This pluviometer collects ash erupted by the volcano and washed to the ground by rain.
From destroyed buildings at Blackburne Airport Locko and Roby observe the volcano.
The team observe the ash cloud drifting towards the ghost town of Plymouth.
Tappy digs a deep hole into the thick layer of ash where we will place the wideband seismometer of the MULTIMO project.
Strong hands are a must for volcanologists just as much as are smart minds...
The wideband seismometer is in place: since it records waves in three dimensions it must be precisely aligned to the North.

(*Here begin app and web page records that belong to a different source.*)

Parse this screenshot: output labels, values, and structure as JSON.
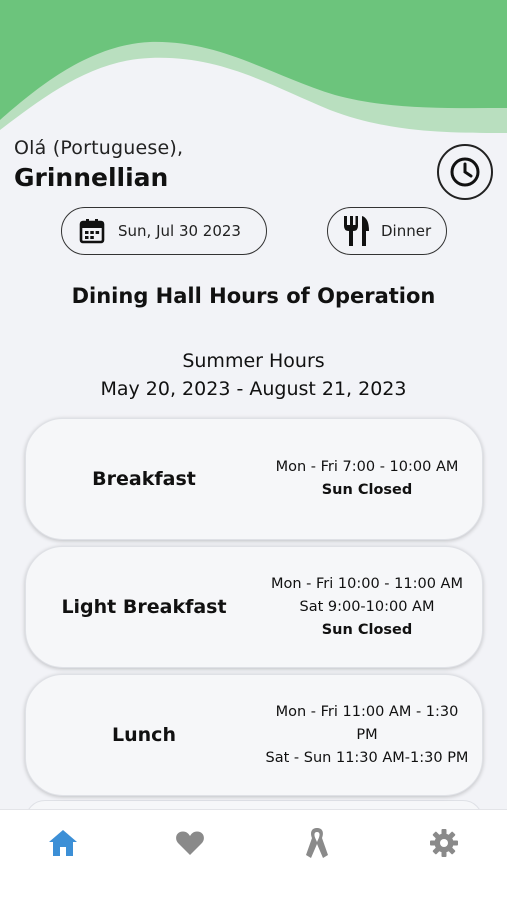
{
  "greeting": {
    "hello": "Olá (Portuguese),",
    "name": "Grinnellian"
  },
  "controls": {
    "date_label": "Sun, Jul 30 2023",
    "meal_label": "Dinner"
  },
  "section_title": "Dining Hall Hours of Operation",
  "season": {
    "name": "Summer Hours",
    "range": "May 20, 2023 - August 21, 2023"
  },
  "meals": [
    {
      "name": "Breakfast",
      "lines": [
        "Mon - Fri 7:00 - 10:00 AM",
        "Sun Closed"
      ]
    },
    {
      "name": "Light Breakfast",
      "lines": [
        "Mon - Fri 10:00 - 11:00 AM",
        "Sat 9:00-10:00 AM",
        "Sun Closed"
      ]
    },
    {
      "name": "Lunch",
      "lines": [
        "Mon - Fri 11:00 AM - 1:30",
        "PM",
        "Sat - Sun 11:30 AM-1:30 PM"
      ]
    }
  ],
  "nav": {
    "items": [
      "home-icon",
      "heart-icon",
      "ribbon-icon",
      "gear-icon"
    ],
    "active": "home-icon"
  },
  "colors": {
    "header_green": "#6cc47c",
    "header_light": "#b9dfbf",
    "active_nav": "#3c8fd6",
    "inactive_nav": "#8a8a8a"
  }
}
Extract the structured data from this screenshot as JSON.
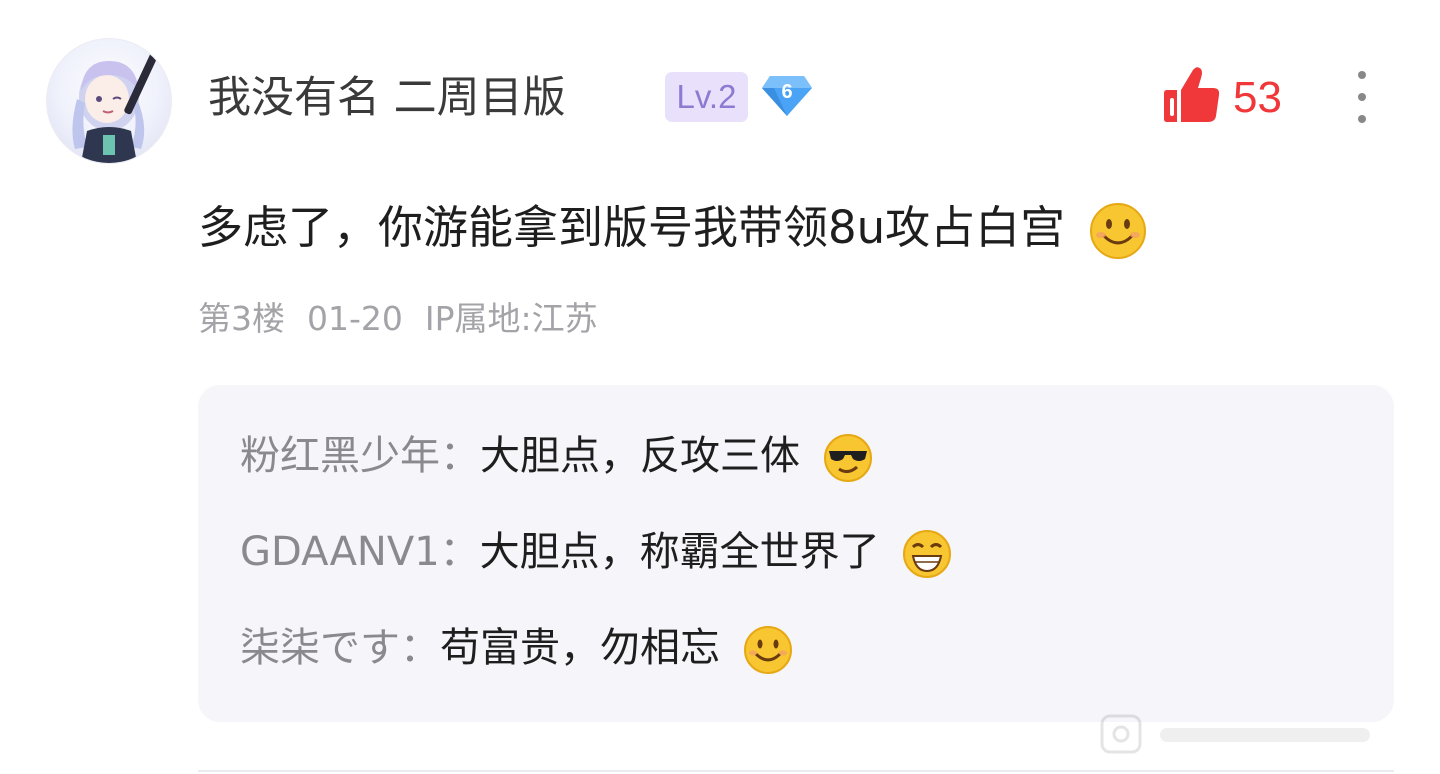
{
  "post": {
    "username": "我没有名  二周目版",
    "level": "Lv.2",
    "gem_level": "6",
    "likes": "53",
    "content": "多虑了，你游能拿到版号我带领8u攻占白宫",
    "floor": "第3楼",
    "date": "01-20",
    "ip_location": "IP属地:江苏"
  },
  "replies": [
    {
      "author": "粉红黑少年：",
      "text": "大胆点，反攻三体",
      "emoji": "cool-emoji"
    },
    {
      "author": "GDAANV1：",
      "text": "大胆点，称霸全世界了",
      "emoji": "grin-emoji"
    },
    {
      "author": "柒柒です：",
      "text": "苟富贵，勿相忘",
      "emoji": "smile-emoji"
    }
  ],
  "colors": {
    "like_red": "#f0383a",
    "level_badge_bg": "#e9e1fb",
    "level_badge_text": "#8b7bd1",
    "gem_blue": "#4aa3f5",
    "reply_bg": "#f5f5fa",
    "meta_gray": "#a3a3a8"
  },
  "icons": [
    "avatar",
    "diamond-gem-icon",
    "thumbs-up-icon",
    "more-vertical-icon"
  ]
}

It alsomust be placed deeply, making Locko's work hard. He aligns the seimometer vertically by pressing ash around it.
Now that the seismometer is fixed in its final position it can be connected to the power source.
An array of pressimeters will register the pressure waves in the air.
Cables and even more cables will connect the pressimeters to power source and data collectors.
Using GPS Locko determines the exact position of each pressimeter along the array.
Below a burning tropical sun a volcanologist protects the acoustic sensors with covers able to transmit pressure waves.
A test pressure wave is used to check if all acoustic sensors are working properly.
Sometimes field work is great fun: Shadowing the computer screen from the bright tropical light.
A cloud passes in front of the sun, letting us observe the first seismic waves.
A geologist checks the activity of the volcano.
Volcanologists discuss the activity at the new Montserrat Volcano Observatory.
A volcanologist checks the volcano by binoculars from Jack Boy Hill.
One of the last analog seismometers at the Montserrat Volcano Observatory.